Some folks don't know it's a thing.
Bicycle chains all have a 0.5" (12.7mm) pitch, which is the distance between the centres of their pins. It takes two sections of chain to make a link, meaning you have to adjust its length in 1" increments (except with single speed, where you might use a special half-link).
That's the theory, anyway... and a brand-new drivetrain is a sweet symphony, transmitting drive with 98% efficiency. But in practice, over time the pins and rollers become somewhat worn; the chain becomes effectively longer, and some of your effort starts to go into chewing up metal...
You don't really notice this happening, because it only happens slowly, and the lengthening chain deforms the chainrings and cogs over time, so it can be quite a while before any noticeable vibration develops... but your drivetrain is still losing efficiency all the while. Shift quality becomes affected, a throbbing vibration under power appears (it's the feeling of your chainring teeth being smooshed), and eventually the cogs or even chainrings can become so worn that the drivetrain poses a safety risk - the chain will jump over cog or ring teeth under high load, possibly dumping the rider on the road. It does take a lot
of wear to cause this, except when worn parts are being mixed with new parts - a new chain on a worn cassette is the most common cause of dangerous slippage.
This wear is the result of an unusual combination; a worn chain on a new chainring:
...Not a happy marriage.
The chainrings, being larger, tend to wear more slowly than the cogs (cogsets come in cassettes or sometimes freewheels), which should usually be replaced with the chain. Some people buy two chains and rotate them every 1500km or so to get more life from an expensive cogset; others replace their chains when they're between 1/2 to 3/4 worn, before the chain has had a chance to cause much wear. Chainrings are more tolerant of wear; they can be used past the point it's visually obvious they're worn, but it's a bit of a grey area - they might look pretty good but not run smooth, or they might even run smooth but slip. To see if chainrings are still good, they're tested with a new chain and cassette to feel for vibration and slippage.
This one was obviously toast many km ago.
Cassettes are different - if you can see any wear, they've had it - this one is junk. It can be very difficult to say a cassette is good from a visual inspection; it might look virtually unworn but a new chain will jump over a couple of cogs... the vagaries of wear patterns can be subtle and confounding, which is why your LBS probably won't want to try a new chain on your old cassette unless you're changing it early.
So all this stuff sounds like bad news; this can get expensive with only medium-quality gear - ~$30 for a chain, ~$60 for a cassette, and around a dollar a tooth for chainrings... ouch. But then, aside from the occasional tyre, this is pretty much the only ongoing expense of maintaining a bike; it compares pretty favourably with a car on a per km basis. More good news is that if you're disappointed with the mileage you've got out of your gear before having to replace it, there's probably quite a bit of room for improvement if you're prepared to spend a little time looking after your chain.
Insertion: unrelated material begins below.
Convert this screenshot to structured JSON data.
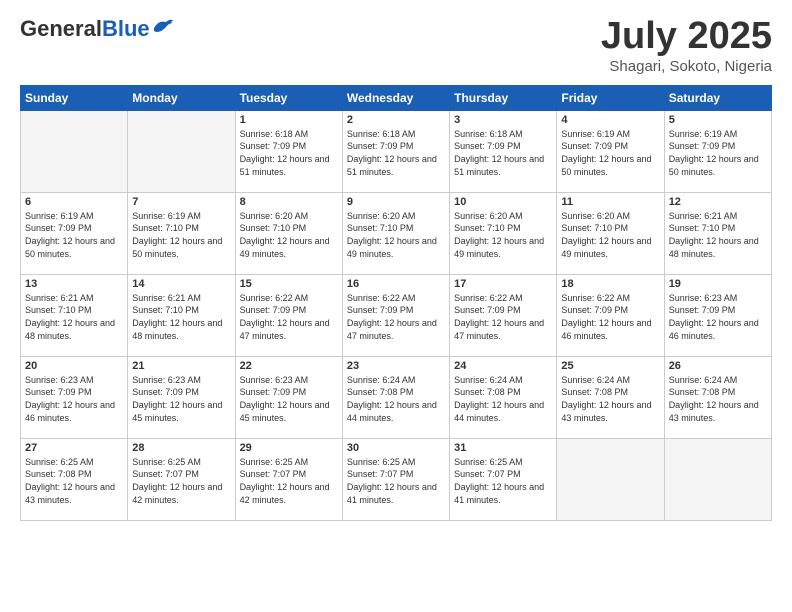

Shiny rollers = dry chain
Another no-no is throwing lots of lube at the chain in the hope that more's better - it can be nearly as bad as not lubing, and can make a horrible, horrible mess... the excess lube attracts all manner of crud, which works its way inside the chain and becomes grinding paste. You only want the lube inside
the chain, with no more than a residue elsewhere. Put a single drop of lube (I like @FBinNY
's Chain-L No.5) on each roller as you gradually backpedal the crank, letting the lube seep into the chain for a bit, before grabbing the chain with a rag between the rear derailer and the crank and backpedalling for a while. Lube just keeps coming off the chain, even when you lube it sparingly, and more will come off again if you go for a short ride. All this is worth it to purge the excess lube and keep the black filth at bay... the Nuke From Orbit option of taking the chain off and shaking it in a jar is somewhat fraught, IMO - are you washing more crud out of the chain than you're washing into it?
Nothing beats keeping it clean in the first place. New chains generally have the best lube; a light grease, it lasts for a long time before the first lube is required. A new chain will often have a sticky residue of this stuff all over it that will pick up dust like a magnet, so it's a good move to drag the chain through a rag damp with a little degreaser - after the chain's been through once, you feel it get suddenly slipperier through the rag. Often, this is all the cleaning necessary before a chain is to be lubed if it's been looked after (don't just aim a stream of degreaser at the chain), but a MTB or commuter can get pretty gungy in the line of duty... if it looks like it'll help, I hit the chain with a brush before I put any solvent near it.
Drivetrain maintenance is a bit of a fiddly mess (you should probably do it outside and wear gloves), but it's not too bad if you stay on top of it; it's rarely needed and easily done then.
Oil from the rollers, not the side plates